and are actually four local churches that originated at the village and we're busy working with descendents of the enslaved people here at arlington to get their story. to do more research and to include their perspectives. in the interpretation of this site. >> and our recent donation and ability to restore the mansion and create new exhibits is not only possible but coincides with the sen tin y'all of the national park service. it gives us the opportunity to examine and reexamine what this place meant over the last several decades since the national park service first took it over in 1933.

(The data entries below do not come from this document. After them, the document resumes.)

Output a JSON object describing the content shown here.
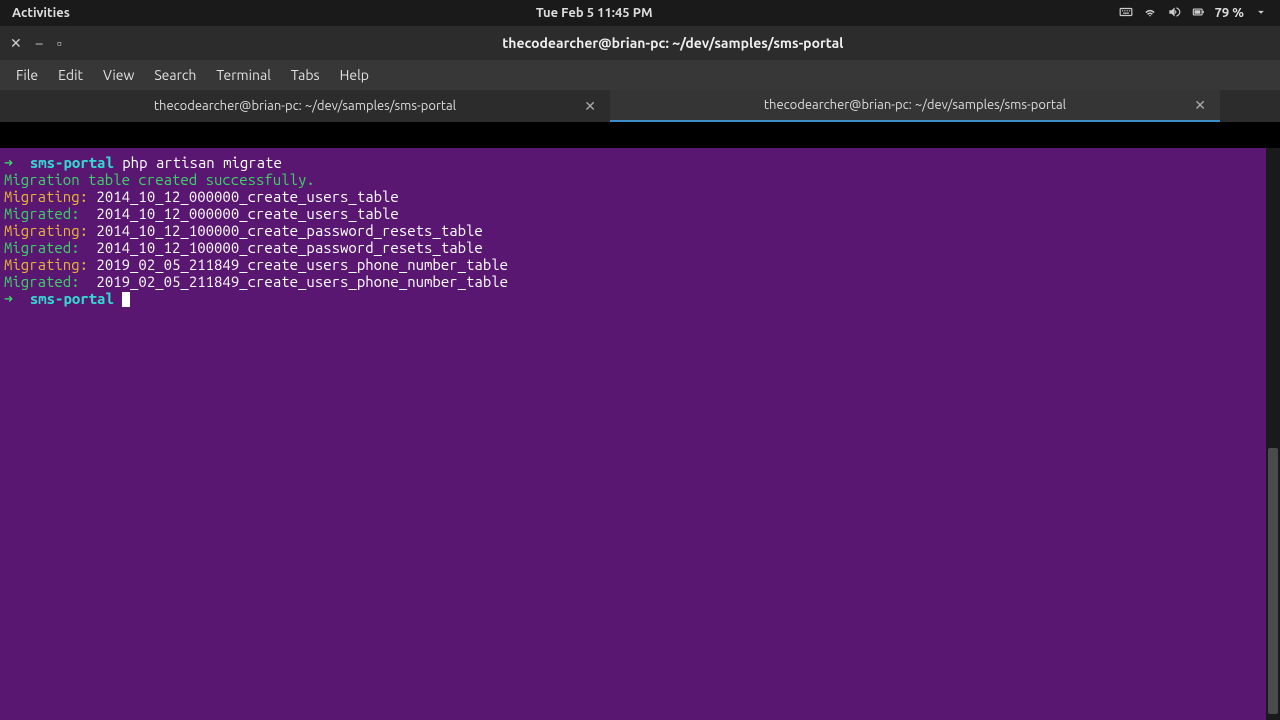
{
  "topbar": {
    "activities": "Activities",
    "datetime": "Tue Feb 5  11:45 PM",
    "battery_pct": "79 %"
  },
  "window": {
    "title": "thecodearcher@brian-pc: ~/dev/samples/sms-portal"
  },
  "menubar": {
    "items": [
      "File",
      "Edit",
      "View",
      "Search",
      "Terminal",
      "Tabs",
      "Help"
    ]
  },
  "tabs": [
    {
      "label": "thecodearcher@brian-pc: ~/dev/samples/sms-portal",
      "active": false
    },
    {
      "label": "thecodearcher@brian-pc: ~/dev/samples/sms-portal",
      "active": true
    }
  ],
  "terminal": {
    "prompt_arrow": "➜",
    "cwd": "sms-portal",
    "command": "php artisan migrate",
    "lines": [
      {
        "kind": "success",
        "text": "Migration table created successfully."
      },
      {
        "kind": "migrating",
        "label": "Migrating:",
        "name": "2014_10_12_000000_create_users_table"
      },
      {
        "kind": "migrated",
        "label": "Migrated:",
        "name": "2014_10_12_000000_create_users_table"
      },
      {
        "kind": "migrating",
        "label": "Migrating:",
        "name": "2014_10_12_100000_create_password_resets_table"
      },
      {
        "kind": "migrated",
        "label": "Migrated:",
        "name": "2014_10_12_100000_create_password_resets_table"
      },
      {
        "kind": "migrating",
        "label": "Migrating:",
        "name": "2019_02_05_211849_create_users_phone_number_table"
      },
      {
        "kind": "migrated",
        "label": "Migrated:",
        "name": "2019_02_05_211849_create_users_phone_number_table"
      }
    ]
  },
  "colors": {
    "term_bg": "#5a1772",
    "accent": "#3d8ec9",
    "green": "#3bd267",
    "yellow": "#e8b339",
    "cyan": "#33d7d0"
  }
}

and what it means moving into the future. because as a country we always need to examine and reexamine our history in order to decide where we want to go forward. and arlington house is an amazing place to be able to do that. so we could examine the meaning of the civil war. we can examine sul the life of robert e. lee and the impact his decision made out of history. the lives of the enslaved people here. the consequences of that war surrounding this pangs arlington cemetery was created. both as a means to honor the dead and as a way of gaining revenge or justice perhaps against robert e. lee. but how do we as a country view the events of that war?
and it's after effects? the period of reconstruction and determined the national park service was determined to move forward and lead the nation here in an effort to come to terms with that period in time and to make more of it. to make something of it that can help us. move as a nation and as culture into the future. theme here is division and reunion. well, division perhaps is easier to define. but reunion, what does that really mean? we know the country was reunited more than sound but culturally and racially and many ways his country remains divided.
and will help americans and people from other parts of the world too. to examine that -- examine their own believes and see what they can make of it moving into the future. >> you can watch this and other american artifacts programs by visiting our website at cspan.org/history. >> each week american artifacts takes you to museums and historic places to learn what artifacts reveal about american history. next we visit arlington house, the robert e. lee memorial in arlington national cemetery to hear from descendents of one of the enslaved families on this 19th century plantation. in about ten minutes we'll hear from craig that